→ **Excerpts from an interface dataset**
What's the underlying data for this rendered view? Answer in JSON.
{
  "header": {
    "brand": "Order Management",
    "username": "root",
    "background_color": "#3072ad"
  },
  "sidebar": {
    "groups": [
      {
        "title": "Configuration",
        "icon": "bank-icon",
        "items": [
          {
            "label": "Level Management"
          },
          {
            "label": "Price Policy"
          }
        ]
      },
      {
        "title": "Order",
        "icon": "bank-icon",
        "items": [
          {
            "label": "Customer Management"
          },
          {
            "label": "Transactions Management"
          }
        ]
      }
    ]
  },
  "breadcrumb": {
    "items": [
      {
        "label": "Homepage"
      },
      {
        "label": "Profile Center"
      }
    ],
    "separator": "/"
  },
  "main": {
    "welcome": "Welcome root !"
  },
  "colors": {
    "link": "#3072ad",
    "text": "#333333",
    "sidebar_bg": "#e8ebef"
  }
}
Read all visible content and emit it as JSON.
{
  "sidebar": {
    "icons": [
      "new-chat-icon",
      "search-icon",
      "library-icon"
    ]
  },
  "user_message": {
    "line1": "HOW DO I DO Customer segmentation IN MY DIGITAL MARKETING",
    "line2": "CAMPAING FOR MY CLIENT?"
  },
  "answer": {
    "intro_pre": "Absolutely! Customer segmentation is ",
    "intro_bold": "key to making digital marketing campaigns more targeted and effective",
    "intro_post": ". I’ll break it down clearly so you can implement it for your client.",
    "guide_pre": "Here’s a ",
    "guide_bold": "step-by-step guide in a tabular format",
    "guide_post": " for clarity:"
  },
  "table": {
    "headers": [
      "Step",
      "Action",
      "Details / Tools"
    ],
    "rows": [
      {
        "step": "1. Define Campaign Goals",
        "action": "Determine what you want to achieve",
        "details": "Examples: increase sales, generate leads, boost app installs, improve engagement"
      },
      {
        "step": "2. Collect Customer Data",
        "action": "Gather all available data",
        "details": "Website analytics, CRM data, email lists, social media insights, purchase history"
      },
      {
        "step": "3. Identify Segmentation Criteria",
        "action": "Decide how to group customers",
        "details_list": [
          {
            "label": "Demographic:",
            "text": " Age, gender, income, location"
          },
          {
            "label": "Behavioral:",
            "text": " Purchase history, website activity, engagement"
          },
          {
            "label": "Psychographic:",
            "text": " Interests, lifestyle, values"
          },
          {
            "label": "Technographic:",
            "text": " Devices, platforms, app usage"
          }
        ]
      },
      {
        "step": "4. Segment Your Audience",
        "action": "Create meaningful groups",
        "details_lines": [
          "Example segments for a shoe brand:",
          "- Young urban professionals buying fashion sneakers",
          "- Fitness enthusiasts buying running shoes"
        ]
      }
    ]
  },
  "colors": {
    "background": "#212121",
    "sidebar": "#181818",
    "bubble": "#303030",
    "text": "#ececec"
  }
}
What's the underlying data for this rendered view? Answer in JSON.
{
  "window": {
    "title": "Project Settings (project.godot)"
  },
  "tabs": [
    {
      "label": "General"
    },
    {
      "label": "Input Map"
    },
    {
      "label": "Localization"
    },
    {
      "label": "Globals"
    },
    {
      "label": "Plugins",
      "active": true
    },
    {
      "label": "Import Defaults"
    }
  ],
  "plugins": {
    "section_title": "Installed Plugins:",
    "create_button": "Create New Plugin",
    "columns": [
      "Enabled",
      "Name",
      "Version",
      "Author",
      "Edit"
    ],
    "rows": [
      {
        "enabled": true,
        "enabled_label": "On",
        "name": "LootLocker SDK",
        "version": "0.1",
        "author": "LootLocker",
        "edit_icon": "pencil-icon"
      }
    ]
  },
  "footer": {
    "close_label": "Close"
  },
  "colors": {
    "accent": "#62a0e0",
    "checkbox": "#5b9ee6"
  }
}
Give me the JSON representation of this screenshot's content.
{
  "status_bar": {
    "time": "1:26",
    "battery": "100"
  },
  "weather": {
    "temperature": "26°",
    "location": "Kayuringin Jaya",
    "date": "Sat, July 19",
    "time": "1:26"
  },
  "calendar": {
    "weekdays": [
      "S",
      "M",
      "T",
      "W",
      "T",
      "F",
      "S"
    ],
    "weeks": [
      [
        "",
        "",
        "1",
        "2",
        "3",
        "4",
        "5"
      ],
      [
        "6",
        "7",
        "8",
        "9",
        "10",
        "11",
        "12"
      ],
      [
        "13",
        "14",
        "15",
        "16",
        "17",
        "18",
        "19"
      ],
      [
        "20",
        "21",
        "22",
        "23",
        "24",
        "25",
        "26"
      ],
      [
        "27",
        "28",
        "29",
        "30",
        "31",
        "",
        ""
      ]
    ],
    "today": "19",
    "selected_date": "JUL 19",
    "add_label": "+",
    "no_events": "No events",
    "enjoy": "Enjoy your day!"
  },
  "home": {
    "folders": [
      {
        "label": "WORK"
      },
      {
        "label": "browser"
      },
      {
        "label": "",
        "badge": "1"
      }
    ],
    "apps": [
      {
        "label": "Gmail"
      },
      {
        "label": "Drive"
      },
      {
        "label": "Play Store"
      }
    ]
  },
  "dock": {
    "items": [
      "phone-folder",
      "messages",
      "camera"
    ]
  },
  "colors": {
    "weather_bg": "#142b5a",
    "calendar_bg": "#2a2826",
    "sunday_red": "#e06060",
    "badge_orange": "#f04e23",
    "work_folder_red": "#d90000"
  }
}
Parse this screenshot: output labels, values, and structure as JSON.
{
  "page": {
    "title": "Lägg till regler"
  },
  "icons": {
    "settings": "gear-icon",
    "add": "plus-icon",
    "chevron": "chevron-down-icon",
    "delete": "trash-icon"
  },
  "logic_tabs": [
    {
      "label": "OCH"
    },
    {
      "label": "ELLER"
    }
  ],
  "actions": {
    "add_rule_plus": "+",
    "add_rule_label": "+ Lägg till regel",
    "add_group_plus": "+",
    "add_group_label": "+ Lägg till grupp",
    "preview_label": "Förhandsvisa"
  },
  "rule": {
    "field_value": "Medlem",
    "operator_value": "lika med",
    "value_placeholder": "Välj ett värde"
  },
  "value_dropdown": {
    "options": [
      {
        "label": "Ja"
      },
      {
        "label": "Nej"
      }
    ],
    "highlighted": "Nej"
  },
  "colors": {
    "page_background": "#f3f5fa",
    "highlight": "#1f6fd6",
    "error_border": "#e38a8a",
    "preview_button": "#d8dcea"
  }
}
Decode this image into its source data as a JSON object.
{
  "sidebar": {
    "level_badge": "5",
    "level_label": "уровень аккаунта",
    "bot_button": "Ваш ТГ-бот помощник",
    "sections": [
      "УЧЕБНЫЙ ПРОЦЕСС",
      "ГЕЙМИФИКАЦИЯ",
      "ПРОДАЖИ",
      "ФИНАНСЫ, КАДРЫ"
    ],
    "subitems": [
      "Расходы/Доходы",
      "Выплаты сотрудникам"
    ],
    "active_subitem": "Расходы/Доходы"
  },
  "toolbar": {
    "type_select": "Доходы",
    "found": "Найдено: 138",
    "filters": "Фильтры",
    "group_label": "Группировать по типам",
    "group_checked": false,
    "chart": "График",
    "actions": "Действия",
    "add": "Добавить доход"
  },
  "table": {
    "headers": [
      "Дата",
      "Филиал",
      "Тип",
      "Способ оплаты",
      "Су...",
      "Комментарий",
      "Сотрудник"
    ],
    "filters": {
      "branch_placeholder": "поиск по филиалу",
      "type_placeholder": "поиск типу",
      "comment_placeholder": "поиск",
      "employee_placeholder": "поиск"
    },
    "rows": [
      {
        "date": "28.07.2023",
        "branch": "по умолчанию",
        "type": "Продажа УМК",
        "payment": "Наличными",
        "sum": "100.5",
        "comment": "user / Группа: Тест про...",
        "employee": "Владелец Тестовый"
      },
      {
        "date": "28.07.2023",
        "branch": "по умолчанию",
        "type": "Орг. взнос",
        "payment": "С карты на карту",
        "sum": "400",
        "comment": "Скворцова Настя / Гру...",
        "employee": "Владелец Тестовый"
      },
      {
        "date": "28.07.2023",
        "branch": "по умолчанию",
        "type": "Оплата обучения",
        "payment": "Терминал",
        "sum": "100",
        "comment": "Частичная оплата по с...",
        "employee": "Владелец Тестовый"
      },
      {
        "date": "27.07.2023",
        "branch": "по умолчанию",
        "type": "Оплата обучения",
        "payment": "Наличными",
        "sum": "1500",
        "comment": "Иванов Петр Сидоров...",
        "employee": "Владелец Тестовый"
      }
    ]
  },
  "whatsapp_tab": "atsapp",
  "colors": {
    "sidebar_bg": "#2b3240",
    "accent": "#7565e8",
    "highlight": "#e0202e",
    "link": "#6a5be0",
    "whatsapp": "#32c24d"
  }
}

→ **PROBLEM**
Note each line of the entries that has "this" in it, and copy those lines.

→ **PROBLEM SOLUTION**
What's the underlying data for this rendered view? Answer in JSON.
What's the underlying data for this rendered view? Answer in JSON.
Give me the JSON representation of this screenshot's content.
Parse this screenshot: output labels, values, and structure as JSON.
Decode this image into its source data as a JSON object.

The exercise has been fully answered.